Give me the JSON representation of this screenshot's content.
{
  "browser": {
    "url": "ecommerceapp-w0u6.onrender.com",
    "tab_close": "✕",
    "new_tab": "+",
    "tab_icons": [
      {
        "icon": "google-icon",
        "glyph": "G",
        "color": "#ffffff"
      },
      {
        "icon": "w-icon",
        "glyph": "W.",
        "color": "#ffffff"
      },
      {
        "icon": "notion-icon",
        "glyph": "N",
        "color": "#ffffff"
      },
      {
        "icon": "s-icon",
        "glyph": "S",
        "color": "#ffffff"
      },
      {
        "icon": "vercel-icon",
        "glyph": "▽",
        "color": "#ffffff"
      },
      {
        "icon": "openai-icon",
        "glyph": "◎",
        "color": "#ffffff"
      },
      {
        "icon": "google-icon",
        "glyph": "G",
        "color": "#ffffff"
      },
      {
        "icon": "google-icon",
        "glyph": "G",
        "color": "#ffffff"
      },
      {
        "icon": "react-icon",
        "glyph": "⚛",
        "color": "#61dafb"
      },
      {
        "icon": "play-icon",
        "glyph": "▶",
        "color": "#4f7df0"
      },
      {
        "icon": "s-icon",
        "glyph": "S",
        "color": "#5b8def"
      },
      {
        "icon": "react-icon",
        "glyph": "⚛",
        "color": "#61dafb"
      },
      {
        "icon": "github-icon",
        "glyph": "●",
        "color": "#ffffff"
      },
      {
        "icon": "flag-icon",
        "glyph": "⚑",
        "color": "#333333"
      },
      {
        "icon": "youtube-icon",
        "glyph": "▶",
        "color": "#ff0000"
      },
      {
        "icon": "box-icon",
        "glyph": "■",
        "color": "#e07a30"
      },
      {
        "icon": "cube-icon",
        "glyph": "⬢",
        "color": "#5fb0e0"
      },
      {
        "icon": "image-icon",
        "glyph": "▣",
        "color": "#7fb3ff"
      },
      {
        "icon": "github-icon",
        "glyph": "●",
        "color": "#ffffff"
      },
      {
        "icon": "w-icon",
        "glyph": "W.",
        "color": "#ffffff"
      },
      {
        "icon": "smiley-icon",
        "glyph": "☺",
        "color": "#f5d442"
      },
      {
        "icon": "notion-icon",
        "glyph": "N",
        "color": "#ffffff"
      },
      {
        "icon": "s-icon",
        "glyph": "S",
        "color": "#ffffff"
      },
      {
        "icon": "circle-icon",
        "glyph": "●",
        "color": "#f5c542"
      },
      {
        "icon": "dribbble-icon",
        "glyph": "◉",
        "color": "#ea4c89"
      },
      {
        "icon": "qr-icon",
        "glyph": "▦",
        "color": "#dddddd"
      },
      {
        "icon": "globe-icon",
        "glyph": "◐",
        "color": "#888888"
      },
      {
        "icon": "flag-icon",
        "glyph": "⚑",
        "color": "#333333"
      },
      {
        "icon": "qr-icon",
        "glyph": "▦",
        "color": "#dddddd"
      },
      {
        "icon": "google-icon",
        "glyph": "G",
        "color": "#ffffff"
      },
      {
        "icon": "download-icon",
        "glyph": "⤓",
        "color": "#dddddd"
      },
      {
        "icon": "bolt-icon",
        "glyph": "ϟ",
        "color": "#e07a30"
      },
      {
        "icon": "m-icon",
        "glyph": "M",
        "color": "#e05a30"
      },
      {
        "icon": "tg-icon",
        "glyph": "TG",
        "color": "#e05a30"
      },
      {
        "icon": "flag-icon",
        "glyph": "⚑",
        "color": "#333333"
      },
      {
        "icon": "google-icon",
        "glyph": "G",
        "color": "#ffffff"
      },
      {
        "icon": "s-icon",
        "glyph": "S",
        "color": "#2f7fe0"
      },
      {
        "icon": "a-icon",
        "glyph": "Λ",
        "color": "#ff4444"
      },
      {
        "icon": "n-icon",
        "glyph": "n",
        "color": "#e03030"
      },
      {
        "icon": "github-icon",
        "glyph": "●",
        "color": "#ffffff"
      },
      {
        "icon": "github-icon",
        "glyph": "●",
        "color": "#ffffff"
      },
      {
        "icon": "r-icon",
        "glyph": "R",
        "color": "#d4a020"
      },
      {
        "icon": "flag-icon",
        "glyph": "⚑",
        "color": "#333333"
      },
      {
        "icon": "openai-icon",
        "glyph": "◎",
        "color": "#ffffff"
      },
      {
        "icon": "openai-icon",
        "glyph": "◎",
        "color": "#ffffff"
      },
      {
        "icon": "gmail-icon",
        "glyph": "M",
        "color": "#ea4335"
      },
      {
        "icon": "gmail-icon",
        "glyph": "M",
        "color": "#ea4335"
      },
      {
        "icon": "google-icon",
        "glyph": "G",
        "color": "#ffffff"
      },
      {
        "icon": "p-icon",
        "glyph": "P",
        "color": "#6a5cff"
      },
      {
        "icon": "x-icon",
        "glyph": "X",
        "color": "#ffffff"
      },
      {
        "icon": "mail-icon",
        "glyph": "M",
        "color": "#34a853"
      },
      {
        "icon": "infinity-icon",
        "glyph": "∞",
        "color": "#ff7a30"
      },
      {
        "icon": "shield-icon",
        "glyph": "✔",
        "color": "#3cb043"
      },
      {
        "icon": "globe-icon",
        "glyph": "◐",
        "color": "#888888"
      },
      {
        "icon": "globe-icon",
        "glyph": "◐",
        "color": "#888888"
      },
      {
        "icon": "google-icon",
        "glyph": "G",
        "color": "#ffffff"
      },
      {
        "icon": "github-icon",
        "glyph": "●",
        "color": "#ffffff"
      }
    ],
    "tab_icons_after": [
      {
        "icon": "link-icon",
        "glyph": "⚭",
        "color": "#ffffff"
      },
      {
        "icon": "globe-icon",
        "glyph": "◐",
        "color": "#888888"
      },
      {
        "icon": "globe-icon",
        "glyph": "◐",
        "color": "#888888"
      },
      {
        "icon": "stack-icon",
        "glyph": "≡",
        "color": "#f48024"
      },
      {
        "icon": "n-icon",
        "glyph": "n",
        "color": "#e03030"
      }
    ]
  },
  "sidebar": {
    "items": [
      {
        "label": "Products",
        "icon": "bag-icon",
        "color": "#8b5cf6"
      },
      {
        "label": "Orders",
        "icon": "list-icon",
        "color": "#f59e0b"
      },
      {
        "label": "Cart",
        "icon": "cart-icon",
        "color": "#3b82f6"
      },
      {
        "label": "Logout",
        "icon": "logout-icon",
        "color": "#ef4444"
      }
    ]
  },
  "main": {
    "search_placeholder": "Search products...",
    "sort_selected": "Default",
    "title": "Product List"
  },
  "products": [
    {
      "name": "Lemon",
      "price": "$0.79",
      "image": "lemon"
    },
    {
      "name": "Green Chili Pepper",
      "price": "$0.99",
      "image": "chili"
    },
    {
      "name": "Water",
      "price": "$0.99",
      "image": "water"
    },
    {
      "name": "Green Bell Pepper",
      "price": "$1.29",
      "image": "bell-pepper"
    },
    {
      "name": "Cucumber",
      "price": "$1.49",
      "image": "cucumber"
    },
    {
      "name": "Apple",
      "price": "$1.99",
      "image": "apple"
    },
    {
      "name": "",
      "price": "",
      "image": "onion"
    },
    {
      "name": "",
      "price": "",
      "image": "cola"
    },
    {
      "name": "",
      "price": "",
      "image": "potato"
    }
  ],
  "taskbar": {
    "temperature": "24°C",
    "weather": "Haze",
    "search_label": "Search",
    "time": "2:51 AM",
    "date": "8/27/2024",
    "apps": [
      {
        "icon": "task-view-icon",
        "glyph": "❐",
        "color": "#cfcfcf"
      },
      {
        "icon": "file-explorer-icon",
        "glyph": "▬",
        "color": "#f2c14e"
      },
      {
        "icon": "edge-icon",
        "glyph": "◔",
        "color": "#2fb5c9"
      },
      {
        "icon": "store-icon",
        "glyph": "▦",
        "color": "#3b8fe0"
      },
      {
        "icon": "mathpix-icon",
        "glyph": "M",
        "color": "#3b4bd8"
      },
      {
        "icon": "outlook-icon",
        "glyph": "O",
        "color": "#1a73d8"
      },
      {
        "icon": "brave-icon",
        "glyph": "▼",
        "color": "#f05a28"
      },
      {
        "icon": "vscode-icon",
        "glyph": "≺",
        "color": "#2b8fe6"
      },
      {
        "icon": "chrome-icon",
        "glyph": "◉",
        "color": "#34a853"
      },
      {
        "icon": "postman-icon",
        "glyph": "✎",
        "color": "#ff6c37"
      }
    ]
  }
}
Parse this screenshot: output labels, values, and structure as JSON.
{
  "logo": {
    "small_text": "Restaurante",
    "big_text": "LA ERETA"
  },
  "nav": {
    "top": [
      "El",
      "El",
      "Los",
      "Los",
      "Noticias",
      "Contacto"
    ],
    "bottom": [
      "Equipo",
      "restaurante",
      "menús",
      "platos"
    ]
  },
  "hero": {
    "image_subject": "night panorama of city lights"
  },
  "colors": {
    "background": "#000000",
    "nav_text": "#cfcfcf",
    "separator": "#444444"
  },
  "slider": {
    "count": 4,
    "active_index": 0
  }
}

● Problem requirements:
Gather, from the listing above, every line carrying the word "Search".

● Completed exercise:
    "search_placeholder": "Search products...",
    "search_label": "Search",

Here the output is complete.